▶ ABOUT THIS TASK
Out of the records below, copy all lines in which the word "into" occurs.

INPUT DATA Start Marker

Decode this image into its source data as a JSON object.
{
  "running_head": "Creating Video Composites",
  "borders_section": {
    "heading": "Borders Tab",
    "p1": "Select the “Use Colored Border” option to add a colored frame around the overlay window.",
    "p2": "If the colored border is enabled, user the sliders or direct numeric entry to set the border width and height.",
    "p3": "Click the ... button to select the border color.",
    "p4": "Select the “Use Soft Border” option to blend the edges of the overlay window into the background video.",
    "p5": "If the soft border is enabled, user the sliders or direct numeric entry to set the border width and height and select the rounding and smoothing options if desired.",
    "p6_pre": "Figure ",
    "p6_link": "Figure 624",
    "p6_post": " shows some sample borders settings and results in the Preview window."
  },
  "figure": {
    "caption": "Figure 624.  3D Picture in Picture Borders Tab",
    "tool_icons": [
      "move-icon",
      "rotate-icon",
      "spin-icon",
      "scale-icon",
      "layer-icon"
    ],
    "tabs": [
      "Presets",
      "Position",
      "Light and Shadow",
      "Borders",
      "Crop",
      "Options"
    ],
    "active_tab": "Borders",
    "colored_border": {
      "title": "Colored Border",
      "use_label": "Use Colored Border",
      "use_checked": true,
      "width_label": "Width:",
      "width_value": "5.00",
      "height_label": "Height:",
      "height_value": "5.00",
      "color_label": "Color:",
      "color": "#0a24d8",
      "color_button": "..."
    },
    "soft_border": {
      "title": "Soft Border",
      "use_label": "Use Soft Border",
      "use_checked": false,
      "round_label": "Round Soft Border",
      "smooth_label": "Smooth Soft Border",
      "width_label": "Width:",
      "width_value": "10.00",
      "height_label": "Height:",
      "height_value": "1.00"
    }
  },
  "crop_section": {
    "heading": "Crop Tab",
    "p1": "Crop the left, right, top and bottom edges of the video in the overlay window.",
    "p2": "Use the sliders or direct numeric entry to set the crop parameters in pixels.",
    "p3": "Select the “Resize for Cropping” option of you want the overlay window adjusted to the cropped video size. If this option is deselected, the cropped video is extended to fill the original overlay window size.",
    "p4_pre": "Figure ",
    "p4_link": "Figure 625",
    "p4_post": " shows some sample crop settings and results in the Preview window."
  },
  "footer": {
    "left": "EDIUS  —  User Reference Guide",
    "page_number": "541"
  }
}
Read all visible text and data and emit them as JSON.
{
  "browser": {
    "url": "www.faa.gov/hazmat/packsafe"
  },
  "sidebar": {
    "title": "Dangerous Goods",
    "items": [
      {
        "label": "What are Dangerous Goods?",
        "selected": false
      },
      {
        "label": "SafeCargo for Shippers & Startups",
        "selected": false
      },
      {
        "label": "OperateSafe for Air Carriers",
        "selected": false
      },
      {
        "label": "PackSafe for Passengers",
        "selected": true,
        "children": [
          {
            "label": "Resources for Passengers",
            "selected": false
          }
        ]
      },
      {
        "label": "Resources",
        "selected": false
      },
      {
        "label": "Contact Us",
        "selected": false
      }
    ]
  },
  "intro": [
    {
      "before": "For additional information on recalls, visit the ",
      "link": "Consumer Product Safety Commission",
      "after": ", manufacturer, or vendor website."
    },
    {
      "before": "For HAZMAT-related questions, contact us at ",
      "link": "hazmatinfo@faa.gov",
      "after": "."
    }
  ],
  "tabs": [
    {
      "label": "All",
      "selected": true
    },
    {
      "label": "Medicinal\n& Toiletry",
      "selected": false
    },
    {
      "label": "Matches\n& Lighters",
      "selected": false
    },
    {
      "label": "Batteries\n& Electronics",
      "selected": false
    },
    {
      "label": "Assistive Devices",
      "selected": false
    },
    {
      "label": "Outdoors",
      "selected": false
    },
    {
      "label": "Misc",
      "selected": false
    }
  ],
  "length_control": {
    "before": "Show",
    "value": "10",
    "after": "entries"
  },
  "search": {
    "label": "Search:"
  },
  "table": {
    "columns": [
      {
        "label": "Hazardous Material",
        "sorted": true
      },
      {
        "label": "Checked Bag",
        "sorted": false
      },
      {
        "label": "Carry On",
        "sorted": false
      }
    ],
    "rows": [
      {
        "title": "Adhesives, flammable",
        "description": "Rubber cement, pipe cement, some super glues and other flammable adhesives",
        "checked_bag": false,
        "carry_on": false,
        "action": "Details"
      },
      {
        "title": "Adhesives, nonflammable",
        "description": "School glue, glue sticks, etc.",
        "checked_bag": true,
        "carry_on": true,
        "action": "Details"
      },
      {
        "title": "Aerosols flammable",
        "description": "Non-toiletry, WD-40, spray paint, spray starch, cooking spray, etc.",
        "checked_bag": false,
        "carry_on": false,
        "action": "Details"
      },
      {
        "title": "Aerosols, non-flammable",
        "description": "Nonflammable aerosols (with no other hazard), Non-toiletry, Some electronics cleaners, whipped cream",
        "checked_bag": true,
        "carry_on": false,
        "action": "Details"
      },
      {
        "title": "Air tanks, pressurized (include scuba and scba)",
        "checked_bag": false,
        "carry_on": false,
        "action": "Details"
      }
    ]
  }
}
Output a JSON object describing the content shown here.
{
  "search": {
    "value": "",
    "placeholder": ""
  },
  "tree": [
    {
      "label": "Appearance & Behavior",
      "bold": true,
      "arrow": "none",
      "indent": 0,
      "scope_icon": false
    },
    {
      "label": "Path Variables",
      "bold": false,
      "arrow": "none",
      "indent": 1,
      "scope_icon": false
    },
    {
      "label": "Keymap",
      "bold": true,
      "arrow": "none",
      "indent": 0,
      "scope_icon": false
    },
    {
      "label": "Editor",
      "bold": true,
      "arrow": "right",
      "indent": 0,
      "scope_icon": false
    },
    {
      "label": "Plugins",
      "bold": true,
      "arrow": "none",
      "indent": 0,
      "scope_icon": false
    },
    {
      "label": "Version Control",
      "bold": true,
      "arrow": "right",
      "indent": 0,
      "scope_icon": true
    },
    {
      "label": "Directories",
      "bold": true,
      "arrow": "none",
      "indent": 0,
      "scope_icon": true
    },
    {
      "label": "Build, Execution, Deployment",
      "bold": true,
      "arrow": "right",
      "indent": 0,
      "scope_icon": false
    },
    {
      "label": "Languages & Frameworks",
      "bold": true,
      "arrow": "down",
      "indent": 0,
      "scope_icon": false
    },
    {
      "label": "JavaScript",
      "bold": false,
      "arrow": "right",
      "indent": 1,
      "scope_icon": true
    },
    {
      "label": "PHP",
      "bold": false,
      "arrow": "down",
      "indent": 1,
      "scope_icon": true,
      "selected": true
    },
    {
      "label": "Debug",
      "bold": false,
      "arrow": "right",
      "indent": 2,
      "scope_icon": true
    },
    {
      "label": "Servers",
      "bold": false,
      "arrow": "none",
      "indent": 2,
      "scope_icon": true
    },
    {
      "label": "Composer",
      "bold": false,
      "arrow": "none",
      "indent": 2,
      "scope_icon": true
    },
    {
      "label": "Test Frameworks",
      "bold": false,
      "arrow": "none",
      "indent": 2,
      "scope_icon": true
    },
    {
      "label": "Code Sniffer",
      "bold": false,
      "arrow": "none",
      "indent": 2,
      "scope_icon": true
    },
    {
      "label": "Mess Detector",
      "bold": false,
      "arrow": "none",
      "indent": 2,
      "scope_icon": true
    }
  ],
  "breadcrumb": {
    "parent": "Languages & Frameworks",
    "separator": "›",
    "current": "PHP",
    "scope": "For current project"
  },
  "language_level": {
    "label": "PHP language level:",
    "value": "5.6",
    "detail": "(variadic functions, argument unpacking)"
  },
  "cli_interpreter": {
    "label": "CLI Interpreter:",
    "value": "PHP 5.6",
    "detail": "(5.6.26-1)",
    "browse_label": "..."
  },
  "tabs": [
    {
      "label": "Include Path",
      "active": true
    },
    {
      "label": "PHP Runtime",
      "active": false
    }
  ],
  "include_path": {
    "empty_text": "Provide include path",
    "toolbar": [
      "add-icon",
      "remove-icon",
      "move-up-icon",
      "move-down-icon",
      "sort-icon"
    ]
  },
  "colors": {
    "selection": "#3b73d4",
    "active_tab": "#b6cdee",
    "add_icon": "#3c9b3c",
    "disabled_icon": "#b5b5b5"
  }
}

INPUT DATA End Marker

▶ ANSWER BELOW
Decode this image into its source data as a JSON object.
    "p4": "Select the “Use Soft Border” option to blend the edges of the overlay window into the background video.",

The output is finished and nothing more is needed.